TASK INPUT:
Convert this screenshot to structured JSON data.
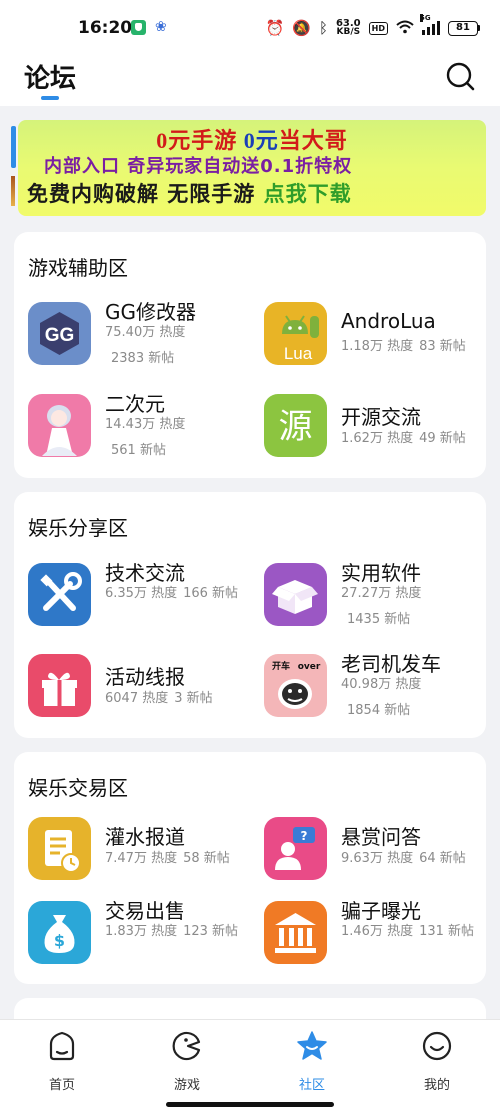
{
  "status_bar": {
    "time": "16:20",
    "net_speed_value": "63.0",
    "net_speed_unit": "KB/S",
    "hd_label": "HD",
    "signal_label": "5G",
    "battery": "81"
  },
  "header": {
    "title": "论坛"
  },
  "banner": {
    "line1_a": "0元手游",
    "line1_b": "0元",
    "line1_c": "当大哥",
    "line2": "内部入口   奇异玩家自动送0.1折特权",
    "line3_a": "免费内购破解 无限手游 ",
    "line3_b": "点我下载"
  },
  "sections": [
    {
      "title": "游戏辅助区",
      "items": [
        {
          "name": "GG修改器",
          "stat_heat": "75.40万 热度",
          "stat_posts": "2383 新帖"
        },
        {
          "name": "AndroLua",
          "stat_heat": "1.18万 热度",
          "stat_posts": "83 新帖"
        },
        {
          "name": "二次元",
          "stat_heat": "14.43万 热度",
          "stat_posts": "561 新帖"
        },
        {
          "name": "开源交流",
          "stat_heat": "1.62万 热度",
          "stat_posts": "49 新帖"
        }
      ]
    },
    {
      "title": "娱乐分享区",
      "items": [
        {
          "name": "技术交流",
          "stat_heat": "6.35万 热度",
          "stat_posts": "166 新帖"
        },
        {
          "name": "实用软件",
          "stat_heat": "27.27万 热度",
          "stat_posts": "1435 新帖"
        },
        {
          "name": "活动线报",
          "stat_heat": "6047 热度",
          "stat_posts": "3 新帖"
        },
        {
          "name": "老司机发车",
          "stat_heat": "40.98万 热度",
          "stat_posts": "1854 新帖"
        }
      ]
    },
    {
      "title": "娱乐交易区",
      "items": [
        {
          "name": "灌水报道",
          "stat_heat": "7.47万 热度",
          "stat_posts": "58 新帖"
        },
        {
          "name": "悬赏问答",
          "stat_heat": "9.63万 热度",
          "stat_posts": "64 新帖"
        },
        {
          "name": "交易出售",
          "stat_heat": "1.83万 热度",
          "stat_posts": "123 新帖"
        },
        {
          "name": "骗子曝光",
          "stat_heat": "1.46万 热度",
          "stat_posts": "131 新帖"
        }
      ]
    }
  ],
  "icon_texts": {
    "gg": "GG",
    "lua": "Lua",
    "source": "源",
    "meme_a": "开车",
    "meme_b": "over"
  },
  "nav": [
    {
      "label": "首页",
      "icon": "home-icon"
    },
    {
      "label": "游戏",
      "icon": "game-icon"
    },
    {
      "label": "社区",
      "icon": "community-star-icon",
      "active": true
    },
    {
      "label": "我的",
      "icon": "profile-icon"
    }
  ],
  "colors": {
    "accent": "#2e8ce6"
  }
}
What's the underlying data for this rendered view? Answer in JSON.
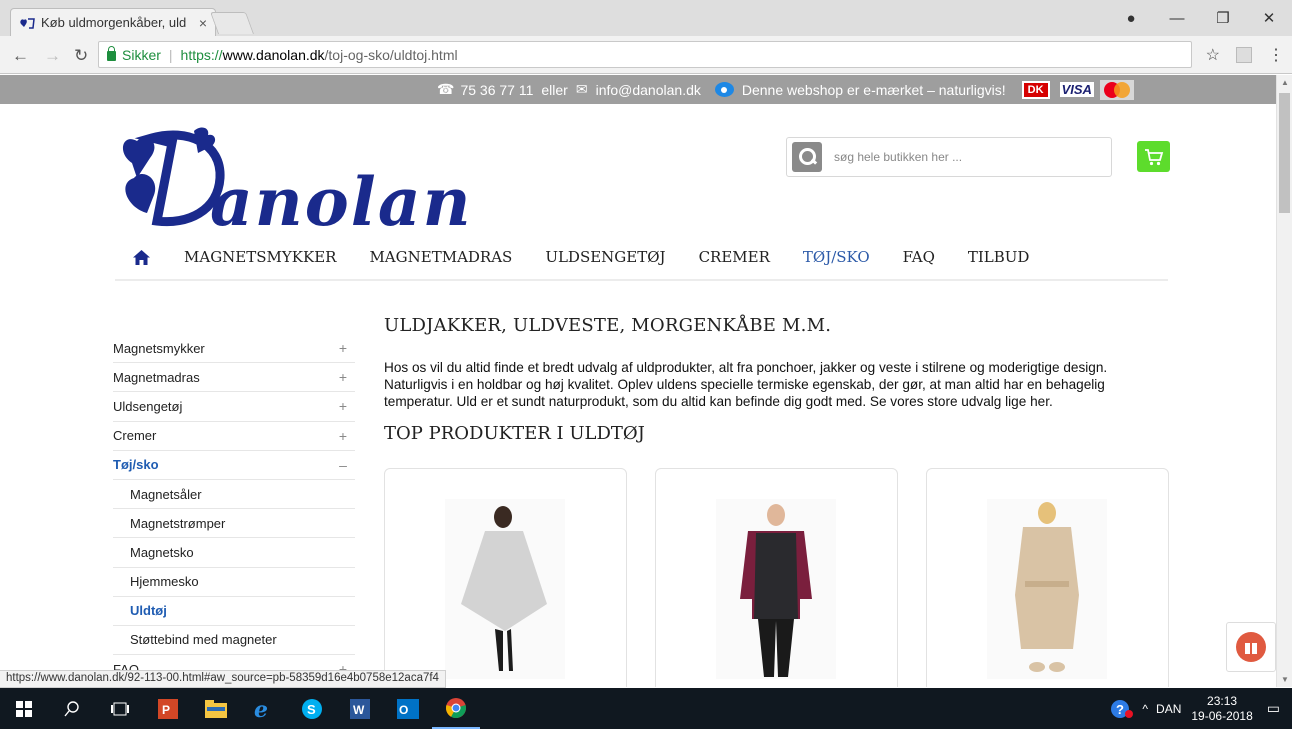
{
  "browser": {
    "tab_title": "Køb uldmorgenkåber, uld",
    "secure_label": "Sikker",
    "url_scheme": "https://",
    "url_host": "www.danolan.dk",
    "url_path": "/toj-og-sko/uldtoj.html"
  },
  "topstrip": {
    "phone": "75 36 77 11",
    "or_label": "eller",
    "email": "info@danolan.dk",
    "emark_text": "Denne webshop er e-mærket – naturligvis!",
    "dk_label": "DK",
    "visa_label": "VISA"
  },
  "logo": {
    "text": "anolan"
  },
  "search": {
    "placeholder": "søg hele butikken her ..."
  },
  "nav": {
    "items": [
      {
        "label": "MAGNETSMYKKER"
      },
      {
        "label": "MAGNETMADRAS"
      },
      {
        "label": "ULDSENGETØJ"
      },
      {
        "label": "CREMER"
      },
      {
        "label": "TØJ/SKO"
      },
      {
        "label": "FAQ"
      },
      {
        "label": "TILBUD"
      }
    ]
  },
  "sidebar": {
    "items": [
      {
        "label": "Magnetsmykker",
        "toggle": "+"
      },
      {
        "label": "Magnetmadras",
        "toggle": "+"
      },
      {
        "label": "Uldsengetøj",
        "toggle": "+"
      },
      {
        "label": "Cremer",
        "toggle": "+"
      },
      {
        "label": "Tøj/sko",
        "toggle": "–"
      },
      {
        "label": "Magnetsåler"
      },
      {
        "label": "Magnetstrømper"
      },
      {
        "label": "Magnetsko"
      },
      {
        "label": "Hjemmesko"
      },
      {
        "label": "Uldtøj"
      },
      {
        "label": "Støttebind med magneter"
      },
      {
        "label": "FAQ",
        "toggle": "+"
      }
    ]
  },
  "content": {
    "title": "ULDJAKKER, ULDVESTE, MORGENKÅBE M.M.",
    "description": "Hos os vil du altid finde et bredt udvalg af uldprodukter, alt fra ponchoer, jakker og veste i stilrene og moderigtige design. Naturligvis i en holdbar og høj kvalitet. Oplev uldens specielle termiske egenskab, der gør, at man altid har en behagelig temperatur. Uld er et sundt naturprodukt, som du altid kan befinde dig godt med. Se vores store udvalg lige her.",
    "subtitle": "TOP PRODUKTER I ULDTØJ"
  },
  "status_url": "https://www.danolan.dk/92-113-00.html#aw_source=pb-58359d16e4b0758e12aca7f4",
  "taskbar": {
    "language": "DAN",
    "time": "23:13",
    "date": "19-06-2018"
  },
  "colors": {
    "brand_blue": "#1a2a8c",
    "active_link": "#1f5cb2",
    "cart_green": "#5ddc2c",
    "topstrip_grey": "#9e9e9e"
  }
}
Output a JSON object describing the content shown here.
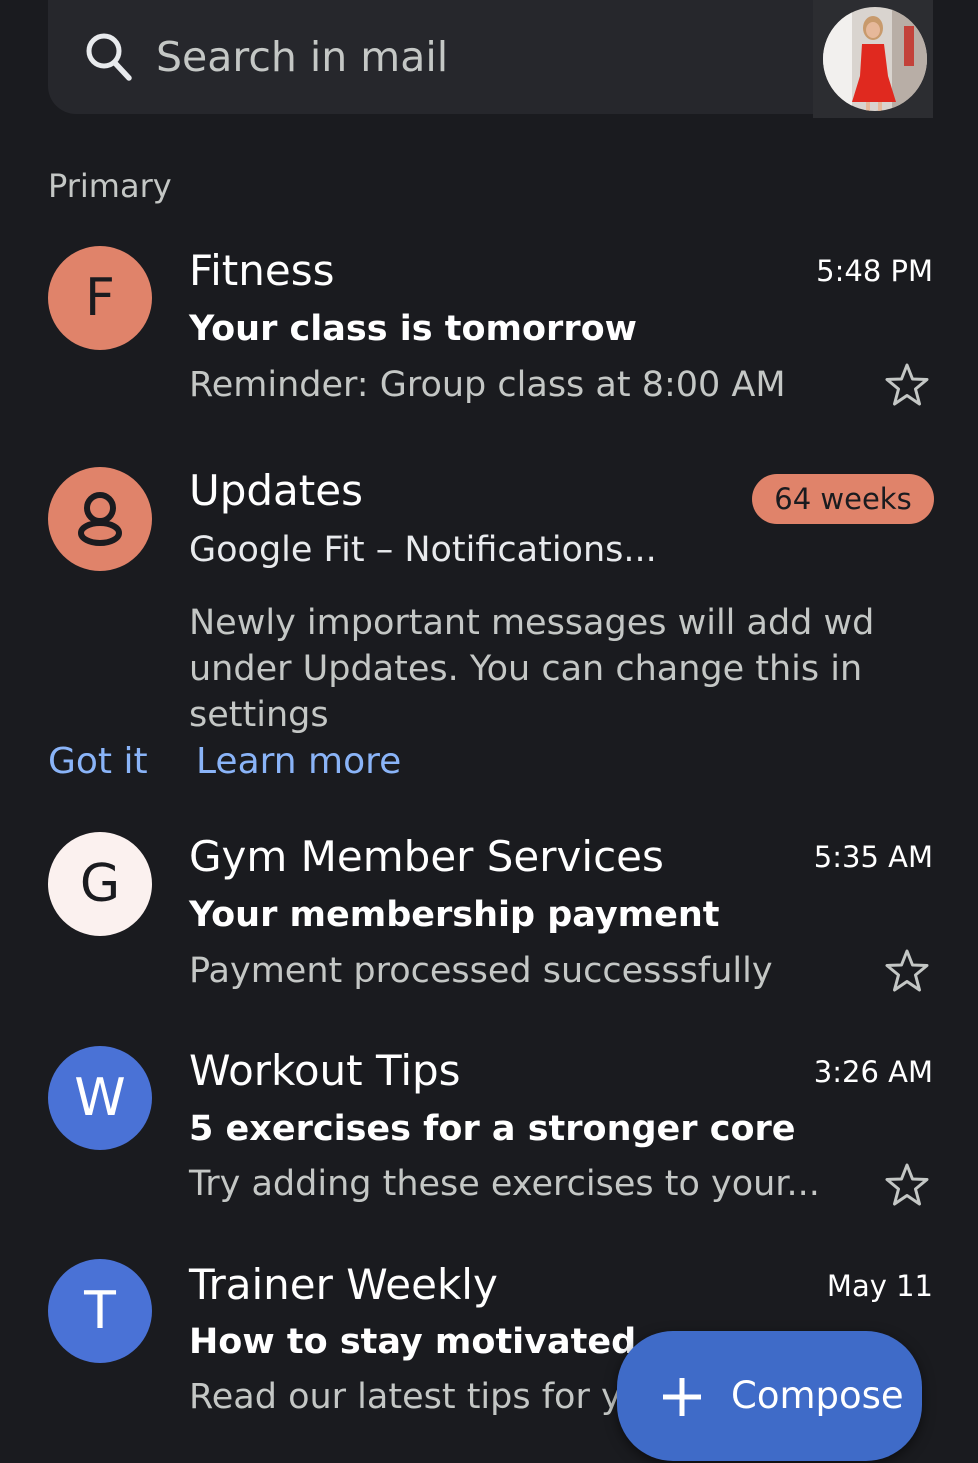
{
  "search": {
    "placeholder": "Search in mail"
  },
  "section": {
    "label": "Primary"
  },
  "mails": [
    {
      "sender": "Fitness",
      "initial": "F",
      "avatar_color": "#e0836a",
      "time": "5:48 PM",
      "subject": "Your class is tomorrow",
      "preview": "Reminder: Group class at 8:00 AM"
    },
    {
      "sender": "Gym Member Services",
      "initial": "G",
      "avatar_color": "#fbf1ef",
      "time": "5:35 AM",
      "subject": "Your membership payment",
      "preview": "Payment processed successsfully"
    },
    {
      "sender": "Workout Tips",
      "initial": "W",
      "avatar_color": "#4a72d6",
      "time": "3:26 AM",
      "subject": "5 exercises for a stronger core",
      "preview": "Try adding these exercises to your..."
    },
    {
      "sender": "Trainer Weekly",
      "initial": "T",
      "avatar_color": "#4a72d6",
      "time": "May 11",
      "subject": "How to stay motivated",
      "preview": "Read our latest tips for you"
    }
  ],
  "updates": {
    "title": "Updates",
    "icon": "updates-icon",
    "badge": "64 weeks",
    "subject": "Google Fit – Notifications...",
    "body": "Newly important messages will add wd under Updates. You can change this in settings",
    "got_it": "Got it",
    "learn_more": "Learn more"
  },
  "compose": {
    "label": "Compose",
    "icon": "plus-icon"
  },
  "colors": {
    "background": "#1a1b1f",
    "accent_link": "#8ab4f8",
    "compose_bg": "#3f6bc8"
  }
}
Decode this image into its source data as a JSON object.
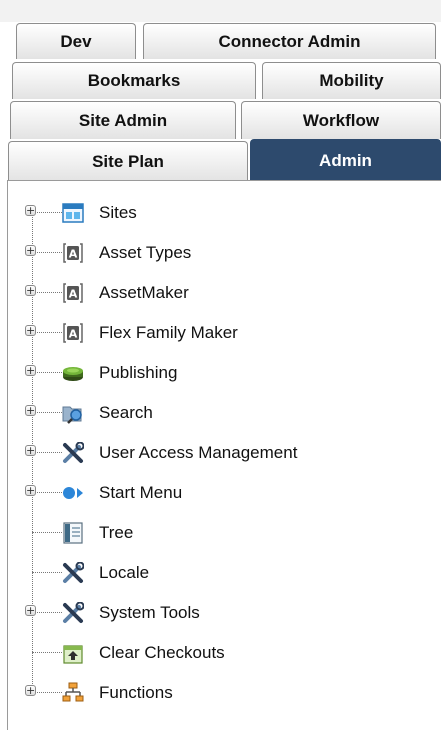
{
  "tabs": {
    "dev": "Dev",
    "connector_admin": "Connector Admin",
    "bookmarks": "Bookmarks",
    "mobility": "Mobility",
    "site_admin": "Site Admin",
    "workflow": "Workflow",
    "site_plan": "Site Plan",
    "admin": "Admin",
    "active": "Admin"
  },
  "tree": {
    "items": [
      {
        "label": "Sites",
        "icon": "sites-icon",
        "expandable": true
      },
      {
        "label": "Asset Types",
        "icon": "asset-a-icon",
        "expandable": true
      },
      {
        "label": "AssetMaker",
        "icon": "asset-a-icon",
        "expandable": true
      },
      {
        "label": "Flex Family Maker",
        "icon": "asset-a-icon",
        "expandable": true
      },
      {
        "label": "Publishing",
        "icon": "publishing-disk-icon",
        "expandable": true
      },
      {
        "label": "Search",
        "icon": "search-folder-icon",
        "expandable": true
      },
      {
        "label": "User Access Management",
        "icon": "tools-icon",
        "expandable": true
      },
      {
        "label": "Start Menu",
        "icon": "start-menu-icon",
        "expandable": true
      },
      {
        "label": "Tree",
        "icon": "tree-icon",
        "expandable": false
      },
      {
        "label": "Locale",
        "icon": "tools-icon",
        "expandable": false
      },
      {
        "label": "System Tools",
        "icon": "tools-icon",
        "expandable": true
      },
      {
        "label": "Clear Checkouts",
        "icon": "clear-checkouts-icon",
        "expandable": false
      },
      {
        "label": "Functions",
        "icon": "functions-icon",
        "expandable": true
      }
    ]
  },
  "colors": {
    "active_tab": "#2d4a6d",
    "tab_border": "#8e8e8e"
  }
}
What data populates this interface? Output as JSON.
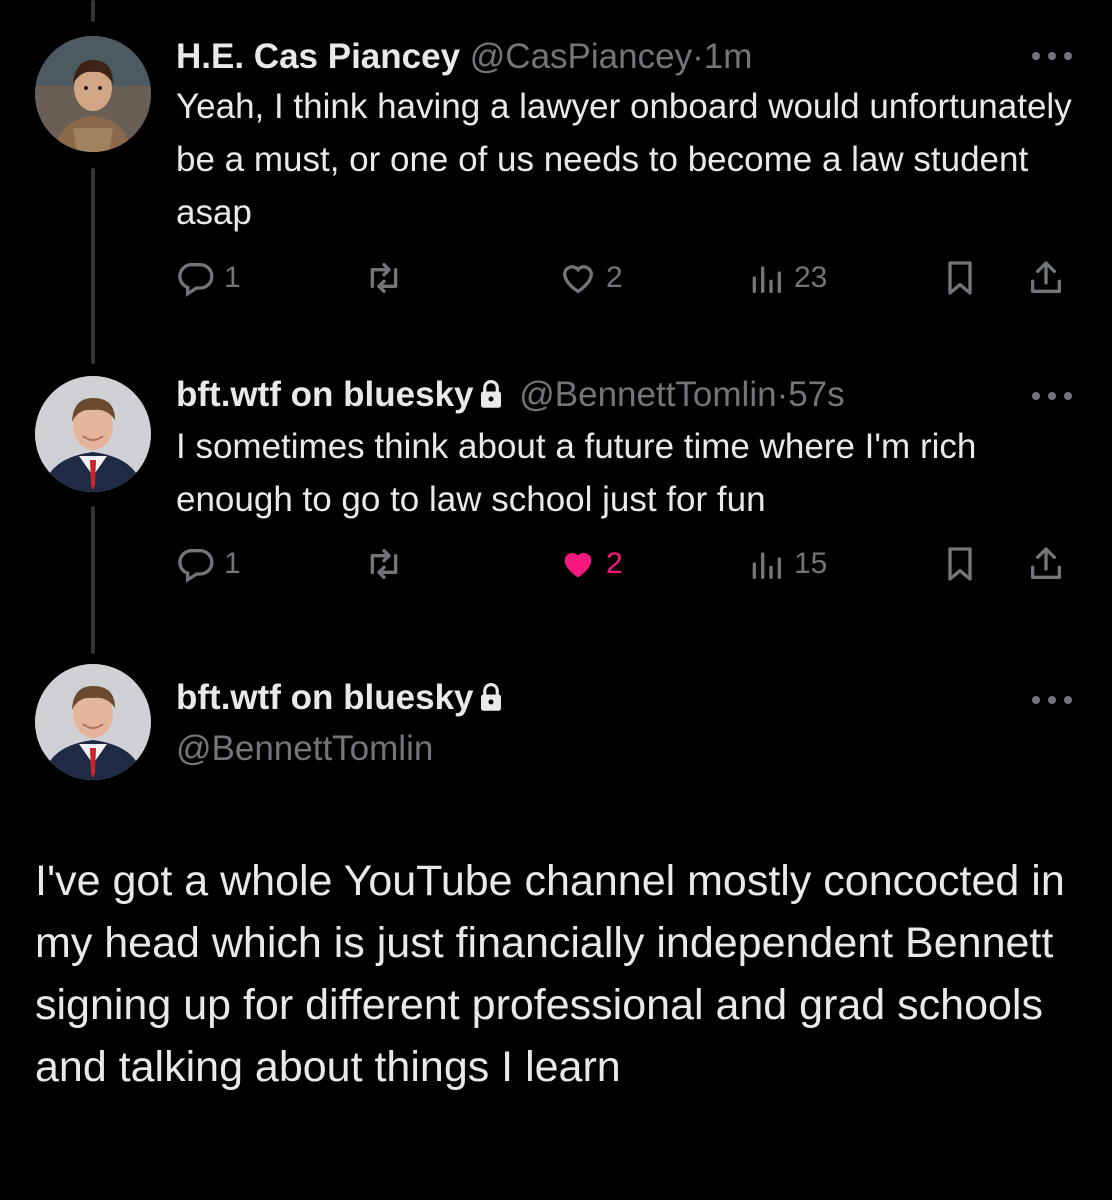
{
  "tweets": [
    {
      "name": "H.E. Cas Piancey",
      "handle": "@CasPiancey",
      "separator": "·",
      "time": "1m",
      "text": "Yeah, I think having a lawyer onboard would unfortunately be a must, or one of us needs to become a law student asap",
      "replies": "1",
      "likes": "2",
      "liked": false,
      "views": "23"
    },
    {
      "name": "bft.wtf on bluesky",
      "handle": "@BennettTomlin",
      "separator": "·",
      "time": "57s",
      "protected": true,
      "text": "I sometimes think about a future time where I'm rich enough to go to law school just for fun",
      "replies": "1",
      "likes": "2",
      "liked": true,
      "views": "15"
    }
  ],
  "main_tweet": {
    "name": "bft.wtf on bluesky",
    "handle": "@BennettTomlin",
    "protected": true,
    "text": "I've got a whole YouTube channel mostly concocted in my head which is just financially independent Bennett signing up for different professional and grad schools and talking about things I learn"
  },
  "colors": {
    "background": "#000000",
    "text": "#e7e9ea",
    "muted": "#71767b",
    "like": "#f91880",
    "thread_line": "#333639"
  },
  "icons": [
    "reply-icon",
    "retweet-icon",
    "heart-icon",
    "views-icon",
    "bookmark-icon",
    "share-icon",
    "lock-icon",
    "more-icon"
  ]
}
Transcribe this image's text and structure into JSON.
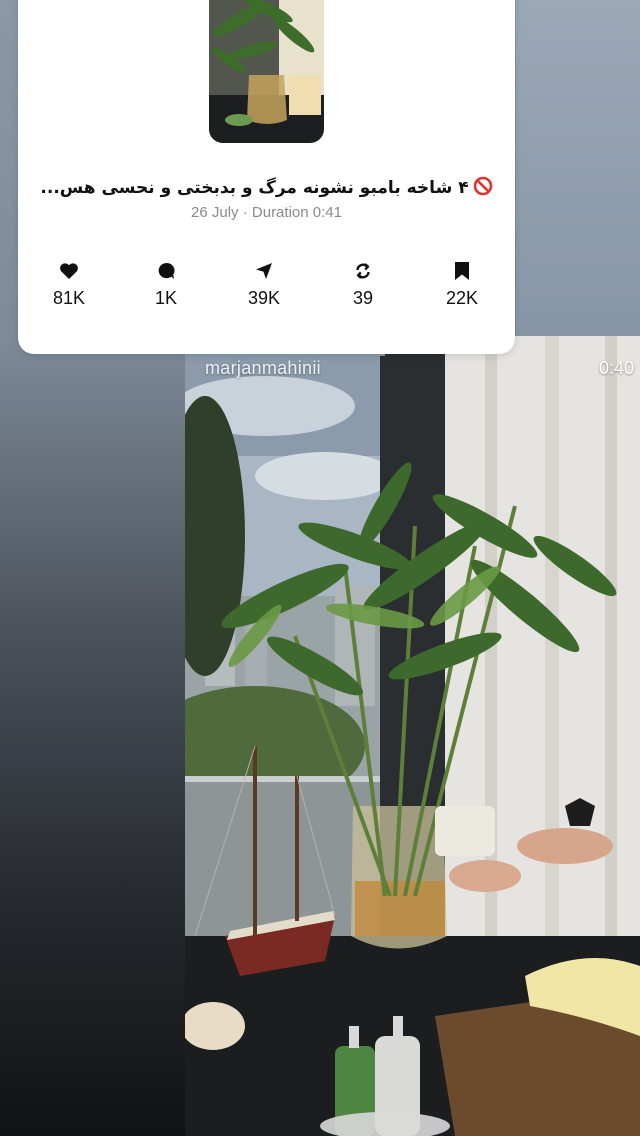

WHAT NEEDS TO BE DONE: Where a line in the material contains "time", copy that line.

ANSWER TO THIS PROBLEM:
    "time": "16:20",
    "time": "23:13",
      "time": "5:48 PM",
      "time": "5:35 AM",
      "time": "3:26 AM",
      "time": "May 11",
      "time": "1m",
      "time": "57s",
      "text": "I sometimes think about a future time where I'm rich enough to go to law school just for fun",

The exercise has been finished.